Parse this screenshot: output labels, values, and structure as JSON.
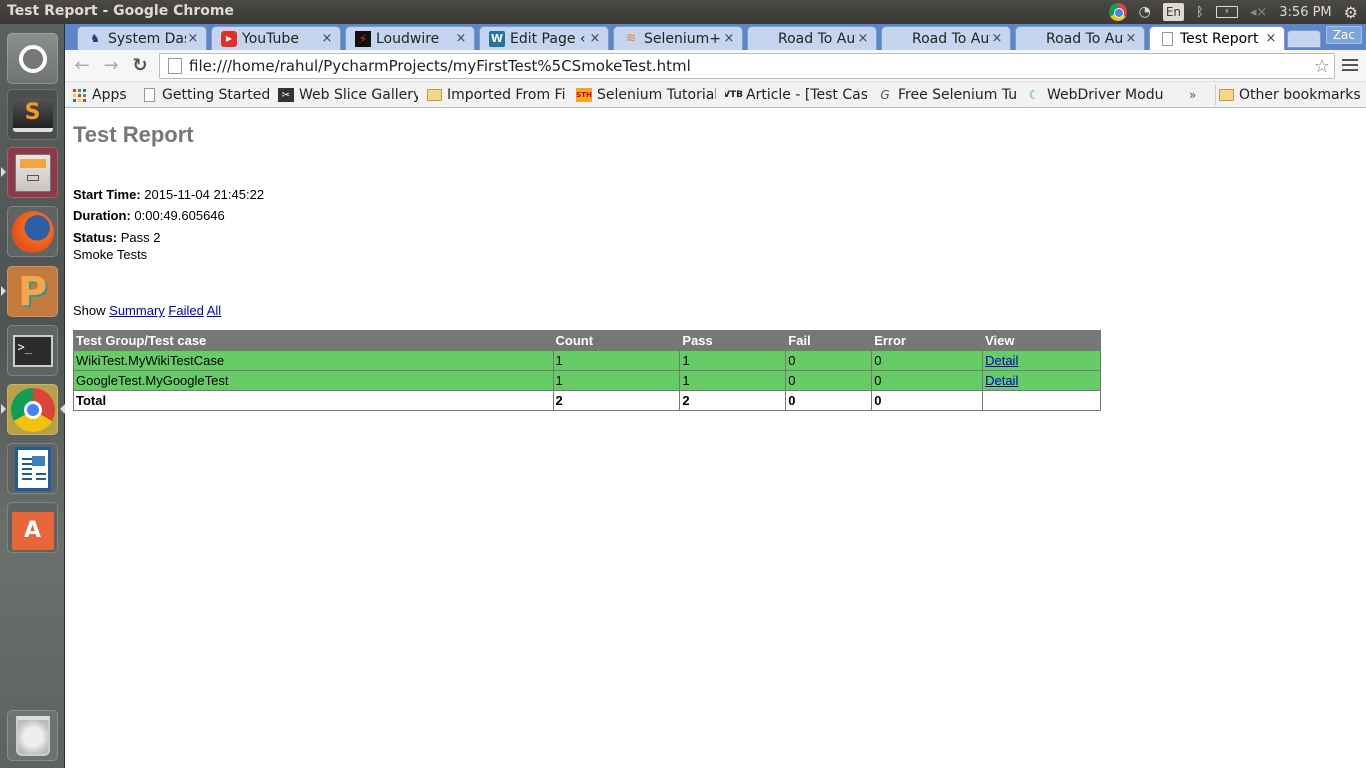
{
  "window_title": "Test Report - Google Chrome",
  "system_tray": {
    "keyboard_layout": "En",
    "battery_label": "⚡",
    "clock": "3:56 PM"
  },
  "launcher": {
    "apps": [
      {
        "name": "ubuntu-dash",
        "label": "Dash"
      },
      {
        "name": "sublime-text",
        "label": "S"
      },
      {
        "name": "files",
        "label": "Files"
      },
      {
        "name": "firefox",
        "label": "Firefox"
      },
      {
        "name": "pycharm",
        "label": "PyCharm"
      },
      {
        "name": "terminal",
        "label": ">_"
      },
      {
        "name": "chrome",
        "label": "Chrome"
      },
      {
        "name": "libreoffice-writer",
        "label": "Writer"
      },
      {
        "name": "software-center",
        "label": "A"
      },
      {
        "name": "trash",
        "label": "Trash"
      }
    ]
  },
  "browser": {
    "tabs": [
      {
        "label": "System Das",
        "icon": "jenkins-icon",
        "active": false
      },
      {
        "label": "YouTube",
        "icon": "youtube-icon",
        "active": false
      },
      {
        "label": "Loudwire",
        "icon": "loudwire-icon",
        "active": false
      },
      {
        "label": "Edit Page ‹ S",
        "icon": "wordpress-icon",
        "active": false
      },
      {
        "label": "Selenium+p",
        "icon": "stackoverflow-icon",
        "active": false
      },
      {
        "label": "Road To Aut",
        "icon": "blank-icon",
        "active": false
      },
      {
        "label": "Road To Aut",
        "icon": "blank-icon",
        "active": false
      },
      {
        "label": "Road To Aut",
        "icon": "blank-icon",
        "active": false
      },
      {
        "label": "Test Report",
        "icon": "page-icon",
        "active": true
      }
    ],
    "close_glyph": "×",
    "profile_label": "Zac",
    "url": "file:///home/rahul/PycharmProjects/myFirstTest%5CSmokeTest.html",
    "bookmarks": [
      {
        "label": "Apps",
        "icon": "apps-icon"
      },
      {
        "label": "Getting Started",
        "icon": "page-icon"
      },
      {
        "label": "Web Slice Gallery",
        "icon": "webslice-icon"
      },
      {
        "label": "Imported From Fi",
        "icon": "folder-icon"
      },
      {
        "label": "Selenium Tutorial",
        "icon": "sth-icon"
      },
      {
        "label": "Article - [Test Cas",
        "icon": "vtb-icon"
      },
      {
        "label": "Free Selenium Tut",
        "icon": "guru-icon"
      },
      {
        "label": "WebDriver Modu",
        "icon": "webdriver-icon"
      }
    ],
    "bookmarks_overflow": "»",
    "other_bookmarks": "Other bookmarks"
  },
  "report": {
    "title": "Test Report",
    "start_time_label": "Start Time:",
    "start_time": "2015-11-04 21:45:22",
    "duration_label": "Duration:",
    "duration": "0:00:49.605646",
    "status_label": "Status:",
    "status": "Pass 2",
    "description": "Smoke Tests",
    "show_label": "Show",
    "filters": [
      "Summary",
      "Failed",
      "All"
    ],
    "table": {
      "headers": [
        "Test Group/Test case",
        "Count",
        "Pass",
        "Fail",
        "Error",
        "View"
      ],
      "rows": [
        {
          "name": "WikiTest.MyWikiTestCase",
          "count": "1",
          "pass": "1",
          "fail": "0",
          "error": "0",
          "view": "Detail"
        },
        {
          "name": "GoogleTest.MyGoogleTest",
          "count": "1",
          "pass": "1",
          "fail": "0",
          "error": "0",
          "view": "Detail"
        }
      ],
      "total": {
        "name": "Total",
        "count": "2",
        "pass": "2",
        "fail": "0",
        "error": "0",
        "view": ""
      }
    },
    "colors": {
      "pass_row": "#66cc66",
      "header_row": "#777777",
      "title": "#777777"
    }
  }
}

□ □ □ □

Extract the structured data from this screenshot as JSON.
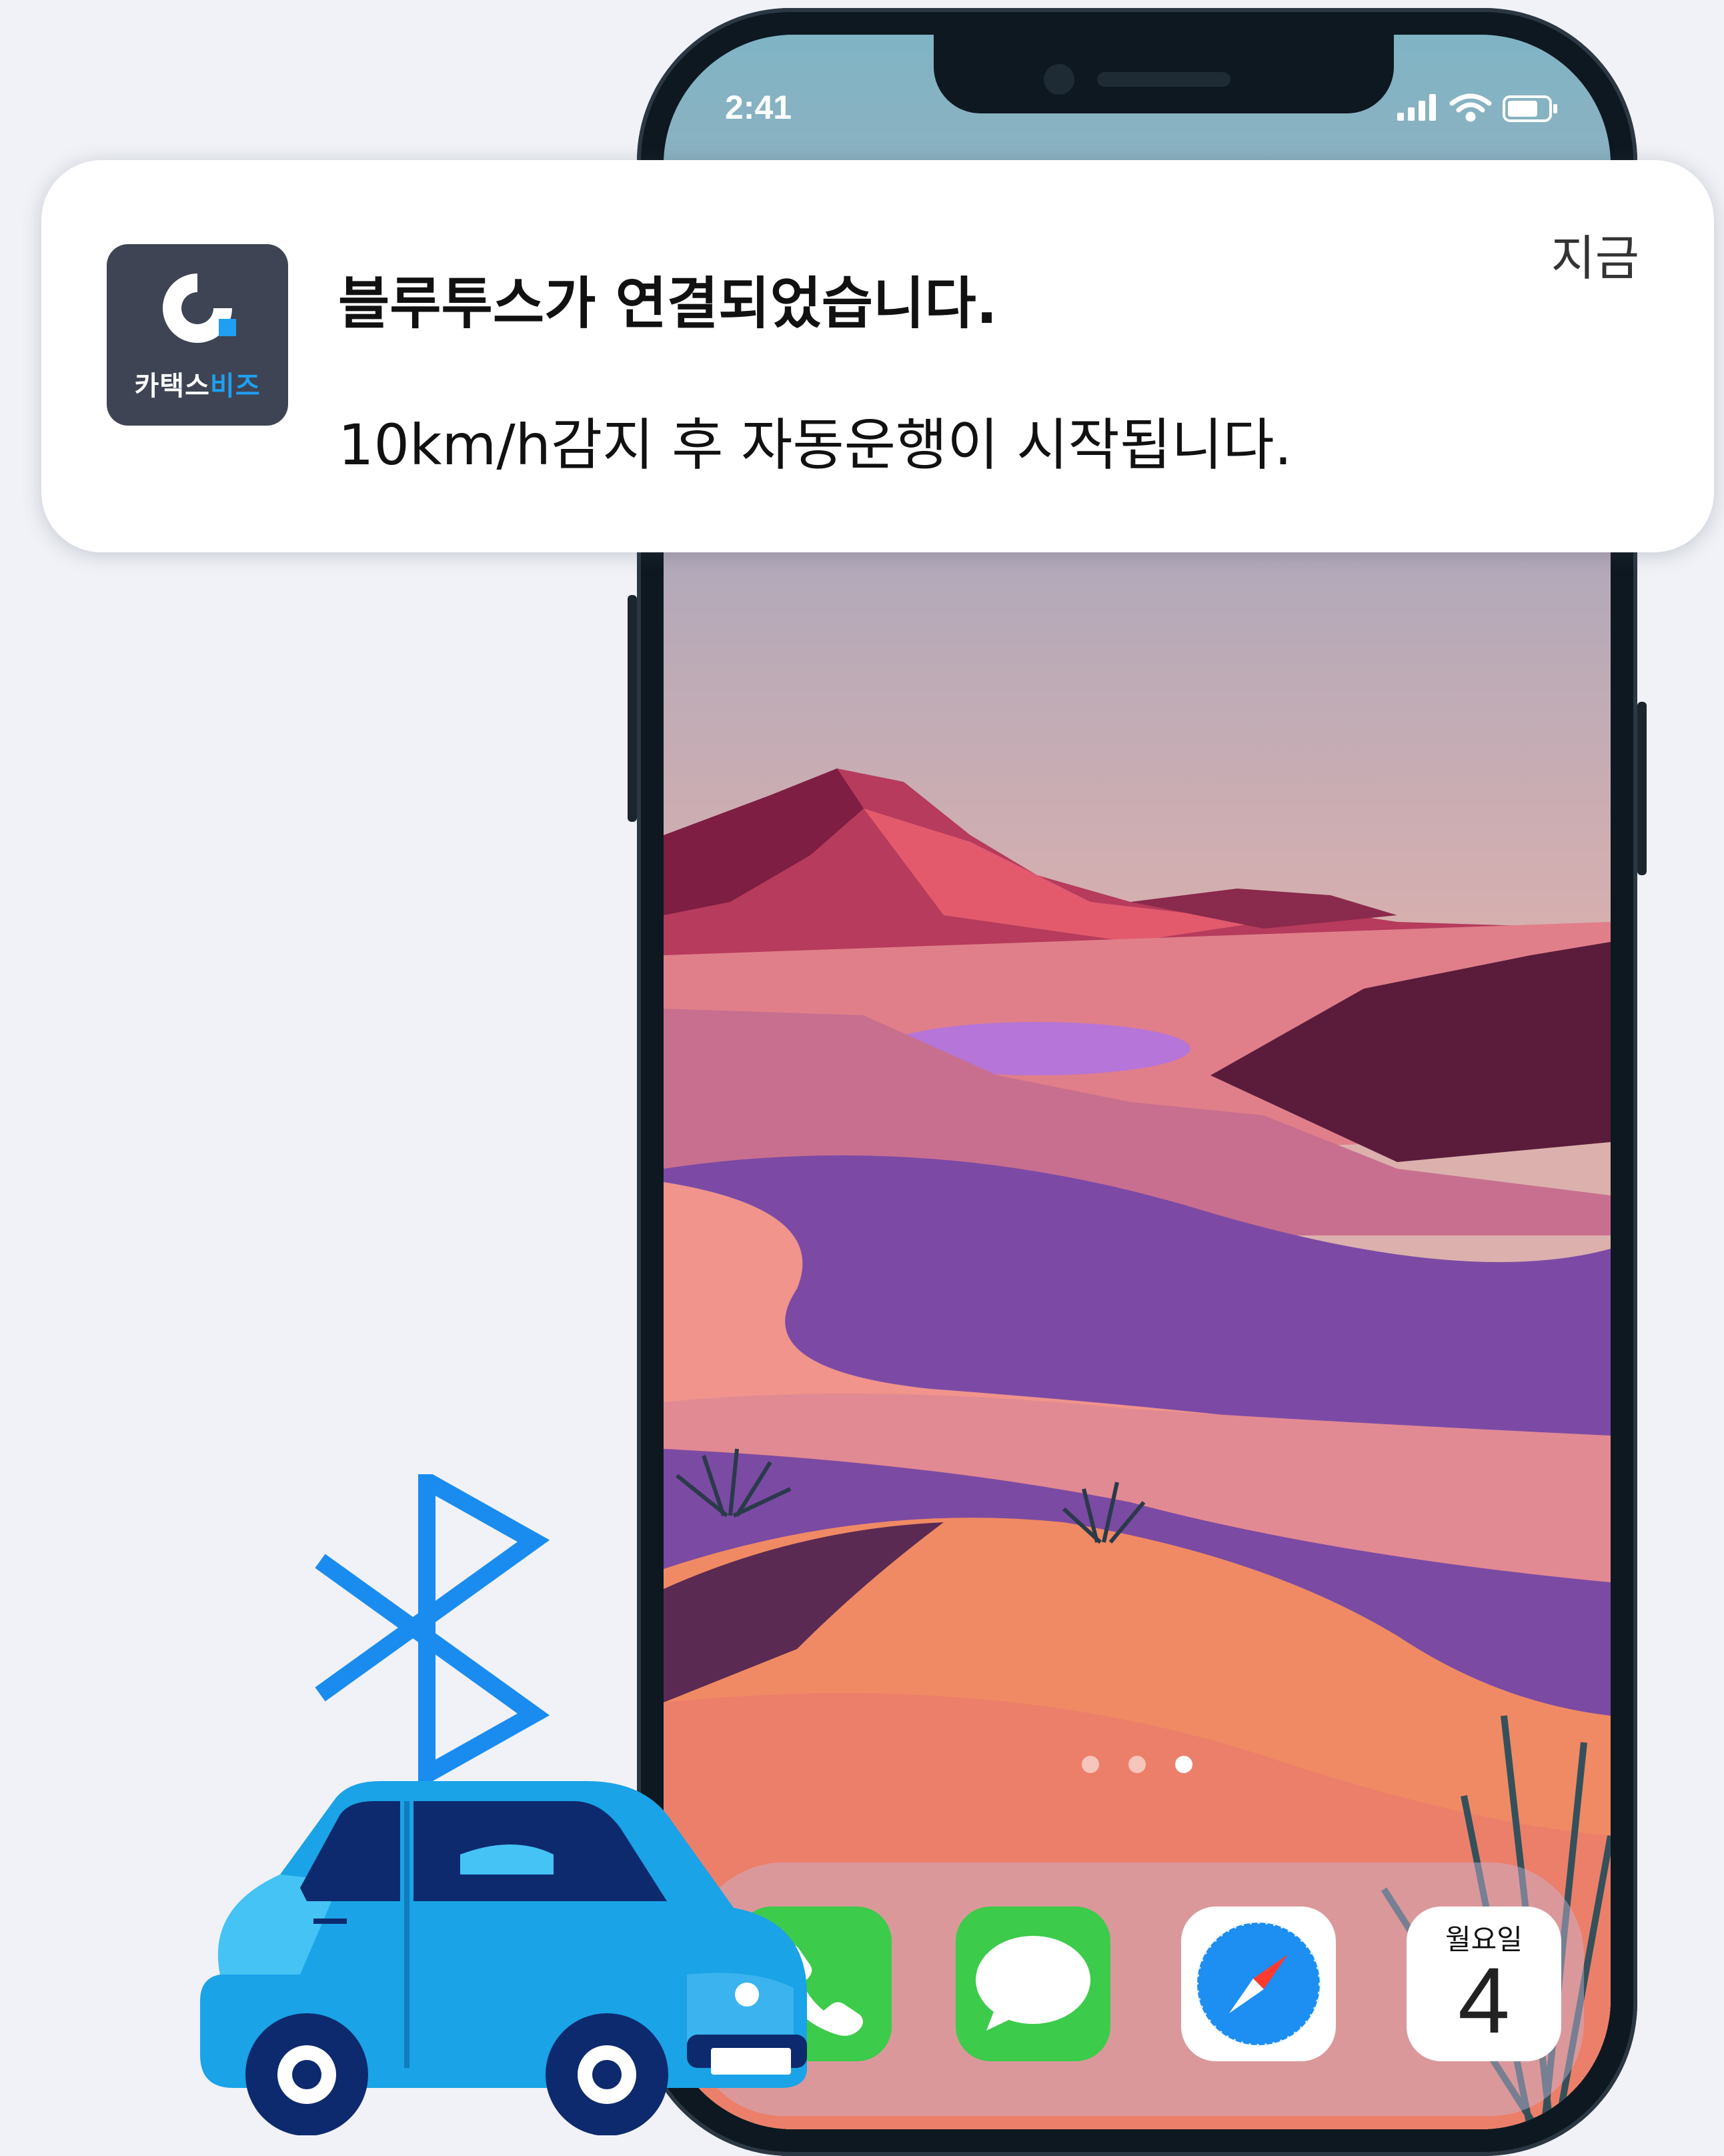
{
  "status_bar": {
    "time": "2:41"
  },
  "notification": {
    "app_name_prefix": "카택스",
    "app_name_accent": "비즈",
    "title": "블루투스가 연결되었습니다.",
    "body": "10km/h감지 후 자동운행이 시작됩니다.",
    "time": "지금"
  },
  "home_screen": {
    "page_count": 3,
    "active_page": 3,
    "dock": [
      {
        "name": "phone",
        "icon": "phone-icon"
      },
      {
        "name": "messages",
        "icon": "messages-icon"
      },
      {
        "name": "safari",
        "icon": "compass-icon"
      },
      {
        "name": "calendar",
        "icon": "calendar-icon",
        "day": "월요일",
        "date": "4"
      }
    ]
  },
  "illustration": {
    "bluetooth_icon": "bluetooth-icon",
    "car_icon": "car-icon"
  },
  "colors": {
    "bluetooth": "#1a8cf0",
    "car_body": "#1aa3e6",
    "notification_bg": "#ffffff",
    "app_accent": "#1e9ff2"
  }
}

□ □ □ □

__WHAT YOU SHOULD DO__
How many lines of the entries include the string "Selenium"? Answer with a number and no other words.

__REPLY TO THE EXERCISE__
3